There was something great for me about the coronavirus: the car deals. The idea of interest for a car loan was something that didn’t occur to me, especially because I have pretty good credit (thanks Mom!) However, 0% financing, AND no payments for SIX MONTHS, AND a massive discount off sticker, on a car I like, close to me? There was no way these discounts were real. If I went the Tacoma route, I was gonna wait for something towards the end of the summer & make it a road trip with my dad if the truck was far away. Shoot, this serious car buying search I was gonna save for the end of the summer was starting now!
On April 4, I began my search for car insurance quotes. I received some terrible news: because of my driving record, I couldn’t get my own USAA policy. There was no issue staying on my parents’ policy, but I needed to look elsewhere if I wanted to be independent with car insurance. I spent the day looking at quotes for my 2012 Toyota RAV4 Limited and a 2019 Volkswagen Golf Alltrack. In fact, I made a post about this insurance search, and the rates I got appalled y’all. $500+ per month or companies that wouldn’t accept me. The cheapest rate I got for the RAV4 and the Alltrack, separately, was around $250/month with Allstate. At least I had an idea how much insurance would cost for the car.
On April 6, I headed to the Volkswagen dealership, Jim Ellis VW Kennesaw, to take a look at the green Alltrack. This was a brand new car with lots of features, well under $30,000 (my personal budget), and had cool incentives. Upon arrival, I learned that the green Alltrack was the showroom car. There were two other Alltracks for sale: a white SE DA&A and a red S. With the green one in the showroom, I asked to drive the white one. The white one had identical equipment to the green one, so it would be more accurate. To practice “social distancing,” they sent me out on my own for a test drive. Looking back, I highly appreciate them for trusting me, a younger guy they knew nothing about, to drive a car with a sticker of $35,000. I’ve since learned that most other dealers would grill people, especially younger ones, before going on test drives. I don’t even think I filled out a credit application before driving.
I didn’t like driving the Alltrack alone, so I just drove on 41 a bit, did a u-turn, and came back to the dealership. The controls were very different than the RAV4's, so it was harder to get used to. However, I liked the car. I told the guys at Jim Ellis about my current scenario because it couldn’t be explained by a credit application. I believe I did fill out a credit application, and that’s when they told me I may need a co-signer. Though my credit is great, I was making maybe $300/month at the time. This was some important stuff to think about, but I was just getting started.

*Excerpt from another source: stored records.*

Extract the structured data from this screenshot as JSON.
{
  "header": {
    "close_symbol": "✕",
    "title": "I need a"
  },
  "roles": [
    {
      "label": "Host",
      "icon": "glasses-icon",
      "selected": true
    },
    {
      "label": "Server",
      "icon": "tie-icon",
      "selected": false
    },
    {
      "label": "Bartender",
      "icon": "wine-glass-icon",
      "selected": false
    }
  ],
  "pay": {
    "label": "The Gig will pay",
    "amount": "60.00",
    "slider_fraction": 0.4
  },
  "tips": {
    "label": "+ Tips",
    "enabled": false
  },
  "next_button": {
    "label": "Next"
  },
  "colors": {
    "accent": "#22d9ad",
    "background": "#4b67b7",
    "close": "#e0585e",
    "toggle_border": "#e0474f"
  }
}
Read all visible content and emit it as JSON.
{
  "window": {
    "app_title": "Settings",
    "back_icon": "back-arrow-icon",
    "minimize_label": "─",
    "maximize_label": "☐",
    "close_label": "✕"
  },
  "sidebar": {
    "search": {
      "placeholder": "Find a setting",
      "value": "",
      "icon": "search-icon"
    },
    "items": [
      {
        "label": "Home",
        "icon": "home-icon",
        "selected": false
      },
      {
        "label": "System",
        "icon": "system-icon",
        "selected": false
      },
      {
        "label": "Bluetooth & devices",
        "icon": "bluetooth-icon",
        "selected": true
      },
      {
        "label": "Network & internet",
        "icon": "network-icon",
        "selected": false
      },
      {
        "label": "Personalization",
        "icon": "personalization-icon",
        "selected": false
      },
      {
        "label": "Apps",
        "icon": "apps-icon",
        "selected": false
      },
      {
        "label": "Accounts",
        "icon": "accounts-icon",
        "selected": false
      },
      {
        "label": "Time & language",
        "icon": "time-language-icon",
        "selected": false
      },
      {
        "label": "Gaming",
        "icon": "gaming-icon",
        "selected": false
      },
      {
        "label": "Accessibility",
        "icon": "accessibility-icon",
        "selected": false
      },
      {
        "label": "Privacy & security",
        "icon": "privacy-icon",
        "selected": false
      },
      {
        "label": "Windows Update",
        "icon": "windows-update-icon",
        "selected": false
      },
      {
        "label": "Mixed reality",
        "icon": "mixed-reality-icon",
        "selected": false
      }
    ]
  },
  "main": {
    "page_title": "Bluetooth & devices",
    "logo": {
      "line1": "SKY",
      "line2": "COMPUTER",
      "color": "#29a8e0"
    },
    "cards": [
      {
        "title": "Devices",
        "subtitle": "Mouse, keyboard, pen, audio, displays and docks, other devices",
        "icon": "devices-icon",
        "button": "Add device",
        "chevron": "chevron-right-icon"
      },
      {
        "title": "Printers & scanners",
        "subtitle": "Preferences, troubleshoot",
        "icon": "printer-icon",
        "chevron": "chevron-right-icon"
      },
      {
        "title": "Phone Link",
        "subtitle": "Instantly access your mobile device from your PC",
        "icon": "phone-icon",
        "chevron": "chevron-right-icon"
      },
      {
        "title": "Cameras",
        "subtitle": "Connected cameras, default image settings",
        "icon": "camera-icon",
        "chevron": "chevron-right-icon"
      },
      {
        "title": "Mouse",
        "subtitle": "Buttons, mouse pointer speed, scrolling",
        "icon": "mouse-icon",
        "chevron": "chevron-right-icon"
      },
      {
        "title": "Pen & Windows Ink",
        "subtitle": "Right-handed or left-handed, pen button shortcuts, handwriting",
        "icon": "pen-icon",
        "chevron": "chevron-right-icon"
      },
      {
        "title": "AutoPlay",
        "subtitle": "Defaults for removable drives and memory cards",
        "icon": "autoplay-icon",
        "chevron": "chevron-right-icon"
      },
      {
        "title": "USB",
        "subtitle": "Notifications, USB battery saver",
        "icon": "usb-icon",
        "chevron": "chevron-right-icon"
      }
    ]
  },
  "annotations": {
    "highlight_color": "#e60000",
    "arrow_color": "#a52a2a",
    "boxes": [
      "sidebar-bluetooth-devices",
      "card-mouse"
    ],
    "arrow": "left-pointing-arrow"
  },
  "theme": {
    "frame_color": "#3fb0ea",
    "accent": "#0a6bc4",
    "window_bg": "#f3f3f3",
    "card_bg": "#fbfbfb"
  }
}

Once I got home, my dad made it clear that I couldn’t get a car until I graduated & got a job. Though I had the fund as a cushion & had money to make insurance payments initially, he still wanted me to be earning a full-time income. My parents would gladly co-sign if I met those requirements. I tried telling my dad that the deals were very good & the car was likely going away soon, but he wasn’t budging. My mom, however, seemed to have a new idea: you can get a new car, but you must sell the RAV4.
During the week, I thought about the Alltrack some more. I moved almost everything out of my apartment, utilizing one of the best features of the RAV4 for the last time: the expansive cargo space. I was now back home for good.
I was planning on keeping the RAV4 & the new vehicle together, but my parents thought it was stupid for me to have two cars. With that new wisdom from my mom, I decided to visit the dealership again on Saturday, April 11 to discuss the Alltrack further. This is where the search went from casual to stressful. Very stressful.